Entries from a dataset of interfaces
------

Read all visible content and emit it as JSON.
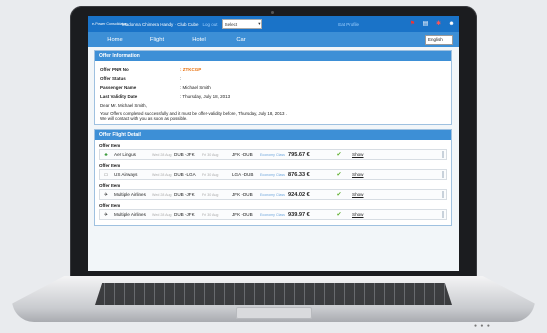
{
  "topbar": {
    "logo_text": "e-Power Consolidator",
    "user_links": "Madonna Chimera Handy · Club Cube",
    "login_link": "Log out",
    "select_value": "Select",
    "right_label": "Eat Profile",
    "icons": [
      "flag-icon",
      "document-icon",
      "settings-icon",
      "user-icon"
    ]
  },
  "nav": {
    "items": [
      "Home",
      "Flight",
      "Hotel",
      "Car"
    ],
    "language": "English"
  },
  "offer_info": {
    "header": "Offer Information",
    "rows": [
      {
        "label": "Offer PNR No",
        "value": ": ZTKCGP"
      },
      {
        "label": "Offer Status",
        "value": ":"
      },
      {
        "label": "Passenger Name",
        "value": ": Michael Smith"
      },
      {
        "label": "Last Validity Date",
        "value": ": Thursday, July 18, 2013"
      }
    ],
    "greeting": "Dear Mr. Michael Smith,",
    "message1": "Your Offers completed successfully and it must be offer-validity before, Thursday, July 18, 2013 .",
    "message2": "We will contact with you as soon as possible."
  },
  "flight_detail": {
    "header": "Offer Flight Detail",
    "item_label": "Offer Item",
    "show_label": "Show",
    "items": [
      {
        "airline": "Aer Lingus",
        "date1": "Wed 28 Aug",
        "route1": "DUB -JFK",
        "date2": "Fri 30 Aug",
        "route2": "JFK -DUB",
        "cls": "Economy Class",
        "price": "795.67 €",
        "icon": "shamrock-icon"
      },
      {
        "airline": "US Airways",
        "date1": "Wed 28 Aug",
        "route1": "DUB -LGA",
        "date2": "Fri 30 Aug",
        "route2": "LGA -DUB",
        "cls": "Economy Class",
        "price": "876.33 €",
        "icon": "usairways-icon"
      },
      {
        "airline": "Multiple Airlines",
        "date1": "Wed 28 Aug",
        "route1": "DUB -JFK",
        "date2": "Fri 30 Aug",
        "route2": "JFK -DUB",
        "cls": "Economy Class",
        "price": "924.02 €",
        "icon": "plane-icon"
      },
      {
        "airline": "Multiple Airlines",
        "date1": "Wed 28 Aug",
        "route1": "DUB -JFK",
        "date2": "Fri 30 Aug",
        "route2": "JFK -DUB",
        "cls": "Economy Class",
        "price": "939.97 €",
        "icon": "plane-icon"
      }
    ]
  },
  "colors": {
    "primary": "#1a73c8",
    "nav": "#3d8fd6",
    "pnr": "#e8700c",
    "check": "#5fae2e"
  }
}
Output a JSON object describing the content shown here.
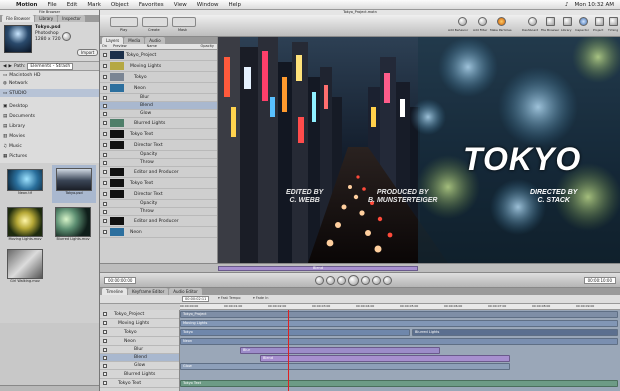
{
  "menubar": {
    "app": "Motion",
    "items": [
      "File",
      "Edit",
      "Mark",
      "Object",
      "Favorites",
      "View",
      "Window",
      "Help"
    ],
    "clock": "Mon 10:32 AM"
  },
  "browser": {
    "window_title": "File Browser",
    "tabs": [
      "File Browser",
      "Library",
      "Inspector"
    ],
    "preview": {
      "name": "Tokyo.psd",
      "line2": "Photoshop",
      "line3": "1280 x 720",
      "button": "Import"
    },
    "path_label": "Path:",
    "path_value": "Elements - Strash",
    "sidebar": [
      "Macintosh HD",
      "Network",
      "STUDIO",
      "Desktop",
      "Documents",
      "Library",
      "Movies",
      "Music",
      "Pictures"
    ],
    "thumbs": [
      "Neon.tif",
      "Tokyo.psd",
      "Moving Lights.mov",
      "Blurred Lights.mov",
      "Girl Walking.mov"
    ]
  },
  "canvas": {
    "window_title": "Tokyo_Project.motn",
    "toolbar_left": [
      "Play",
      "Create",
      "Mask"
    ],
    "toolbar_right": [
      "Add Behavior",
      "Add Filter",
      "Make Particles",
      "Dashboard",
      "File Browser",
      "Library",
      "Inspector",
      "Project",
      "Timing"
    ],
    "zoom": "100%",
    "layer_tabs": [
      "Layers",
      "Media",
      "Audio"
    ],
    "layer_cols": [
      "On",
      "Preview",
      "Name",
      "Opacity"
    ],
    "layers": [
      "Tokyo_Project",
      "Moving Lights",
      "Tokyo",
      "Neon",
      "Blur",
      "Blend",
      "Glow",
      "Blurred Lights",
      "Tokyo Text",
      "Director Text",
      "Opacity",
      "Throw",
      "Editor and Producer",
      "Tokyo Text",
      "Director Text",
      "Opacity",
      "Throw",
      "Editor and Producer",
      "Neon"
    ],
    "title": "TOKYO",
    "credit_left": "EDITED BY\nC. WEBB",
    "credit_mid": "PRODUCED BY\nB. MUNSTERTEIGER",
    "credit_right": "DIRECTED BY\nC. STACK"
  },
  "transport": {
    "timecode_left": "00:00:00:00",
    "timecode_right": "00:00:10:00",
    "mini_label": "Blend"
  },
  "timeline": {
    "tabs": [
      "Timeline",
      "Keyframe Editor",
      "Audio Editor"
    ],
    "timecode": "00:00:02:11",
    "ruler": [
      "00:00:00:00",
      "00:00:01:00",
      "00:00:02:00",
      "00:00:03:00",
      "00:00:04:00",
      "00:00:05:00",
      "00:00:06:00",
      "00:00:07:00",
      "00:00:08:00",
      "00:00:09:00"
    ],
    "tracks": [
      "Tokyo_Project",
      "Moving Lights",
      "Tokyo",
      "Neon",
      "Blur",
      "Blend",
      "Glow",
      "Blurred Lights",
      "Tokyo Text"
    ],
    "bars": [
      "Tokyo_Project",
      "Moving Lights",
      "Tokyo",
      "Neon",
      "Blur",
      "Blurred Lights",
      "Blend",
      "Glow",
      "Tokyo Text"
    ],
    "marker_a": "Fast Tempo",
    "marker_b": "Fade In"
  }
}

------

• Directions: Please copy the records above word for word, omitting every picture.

• Response to this exercise:
Read all visible content and emit it as JSON.
{
  "topbar": {
    "logo_text": "e-Power Consolidator",
    "user_links": "Madonna Chimera Handy · Club Cube",
    "login_link": "Log out",
    "select_value": "Select",
    "right_label": "Eat Profile",
    "icons": [
      "flag-icon",
      "document-icon",
      "settings-icon",
      "user-icon"
    ]
  },
  "nav": {
    "items": [
      "Home",
      "Flight",
      "Hotel",
      "Car"
    ],
    "language": "English"
  },
  "offer_info": {
    "header": "Offer Information",
    "rows": [
      {
        "label": "Offer PNR No",
        "value": ": ZTKCGP"
      },
      {
        "label": "Offer Status",
        "value": ":"
      },
      {
        "label": "Passenger Name",
        "value": ": Michael Smith"
      },
      {
        "label": "Last Validity Date",
        "value": ": Thursday, July 18, 2013"
      }
    ],
    "greeting": "Dear Mr. Michael Smith,",
    "message1": "Your Offers completed successfully and it must be offer-validity before, Thursday, July 18, 2013 .",
    "message2": "We will contact with you as soon as possible."
  },
  "flight_detail": {
    "header": "Offer Flight Detail",
    "item_label": "Offer Item",
    "show_label": "Show",
    "items": [
      {
        "airline": "Aer Lingus",
        "date1": "Wed 28 Aug",
        "route1": "DUB -JFK",
        "date2": "Fri 30 Aug",
        "route2": "JFK -DUB",
        "cls": "Economy Class",
        "price": "795.67 €",
        "icon": "shamrock-icon"
      },
      {
        "airline": "US Airways",
        "date1": "Wed 28 Aug",
        "route1": "DUB -LGA",
        "date2": "Fri 30 Aug",
        "route2": "LGA -DUB",
        "cls": "Economy Class",
        "price": "876.33 €",
        "icon": "usairways-icon"
      },
      {
        "airline": "Multiple Airlines",
        "date1": "Wed 28 Aug",
        "route1": "DUB -JFK",
        "date2": "Fri 30 Aug",
        "route2": "JFK -DUB",
        "cls": "Economy Class",
        "price": "924.02 €",
        "icon": "plane-icon"
      },
      {
        "airline": "Multiple Airlines",
        "date1": "Wed 28 Aug",
        "route1": "DUB -JFK",
        "date2": "Fri 30 Aug",
        "route2": "JFK -DUB",
        "cls": "Economy Class",
        "price": "939.97 €",
        "icon": "plane-icon"
      }
    ]
  },
  "colors": {
    "primary": "#1a73c8",
    "nav": "#3d8fd6",
    "pnr": "#e8700c",
    "check": "#5fae2e"
  }
}
Output a JSON object describing the content shown here.
{
  "menubar": {
    "app": "Motion",
    "items": [
      "File",
      "Edit",
      "Mark",
      "Object",
      "Favorites",
      "View",
      "Window",
      "Help"
    ],
    "clock": "Mon 10:32 AM"
  },
  "browser": {
    "window_title": "File Browser",
    "tabs": [
      "File Browser",
      "Library",
      "Inspector"
    ],
    "preview": {
      "name": "Tokyo.psd",
      "line2": "Photoshop",
      "line3": "1280 x 720",
      "button": "Import"
    },
    "path_label": "Path:",
    "path_value": "Elements - Strash",
    "sidebar": [
      "Macintosh HD",
      "Network",
      "STUDIO",
      "Desktop",
      "Documents",
      "Library",
      "Movies",
      "Music",
      "Pictures"
    ],
    "thumbs": [
      "Neon.tif",
      "Tokyo.psd",
      "Moving Lights.mov",
      "Blurred Lights.mov",
      "Girl Walking.mov"
    ]
  },
  "canvas": {
    "window_title": "Tokyo_Project.motn",
    "toolbar_left": [
      "Play",
      "Create",
      "Mask"
    ],
    "toolbar_right": [
      "Add Behavior",
      "Add Filter",
      "Make Particles",
      "Dashboard",
      "File Browser",
      "Library",
      "Inspector",
      "Project",
      "Timing"
    ],
    "zoom": "100%",
    "layer_tabs": [
      "Layers",
      "Media",
      "Audio"
    ],
    "layer_cols": [
      "On",
      "Preview",
      "Name",
      "Opacity"
    ],
    "layers": [
      "Tokyo_Project",
      "Moving Lights",
      "Tokyo",
      "Neon",
      "Blur",
      "Blend",
      "Glow",
      "Blurred Lights",
      "Tokyo Text",
      "Director Text",
      "Opacity",
      "Throw",
      "Editor and Producer",
      "Tokyo Text",
      "Director Text",
      "Opacity",
      "Throw",
      "Editor and Producer",
      "Neon"
    ],
    "title": "TOKYO",
    "credit_left": "EDITED BY\nC. WEBB",
    "credit_mid": "PRODUCED BY\nB. MUNSTERTEIGER",
    "credit_right": "DIRECTED BY\nC. STACK"
  },
  "transport": {
    "timecode_left": "00:00:00:00",
    "timecode_right": "00:00:10:00",
    "mini_label": "Blend"
  },
  "timeline": {
    "tabs": [
      "Timeline",
      "Keyframe Editor",
      "Audio Editor"
    ],
    "timecode": "00:00:02:11",
    "ruler": [
      "00:00:00:00",
      "00:00:01:00",
      "00:00:02:00",
      "00:00:03:00",
      "00:00:04:00",
      "00:00:05:00",
      "00:00:06:00",
      "00:00:07:00",
      "00:00:08:00",
      "00:00:09:00"
    ],
    "tracks": [
      "Tokyo_Project",
      "Moving Lights",
      "Tokyo",
      "Neon",
      "Blur",
      "Blend",
      "Glow",
      "Blurred Lights",
      "Tokyo Text"
    ],
    "bars": [
      "Tokyo_Project",
      "Moving Lights",
      "Tokyo",
      "Neon",
      "Blur",
      "Blurred Lights",
      "Blend",
      "Glow",
      "Tokyo Text"
    ],
    "marker_a": "Fast Tempo",
    "marker_b": "Fade In"
  }
}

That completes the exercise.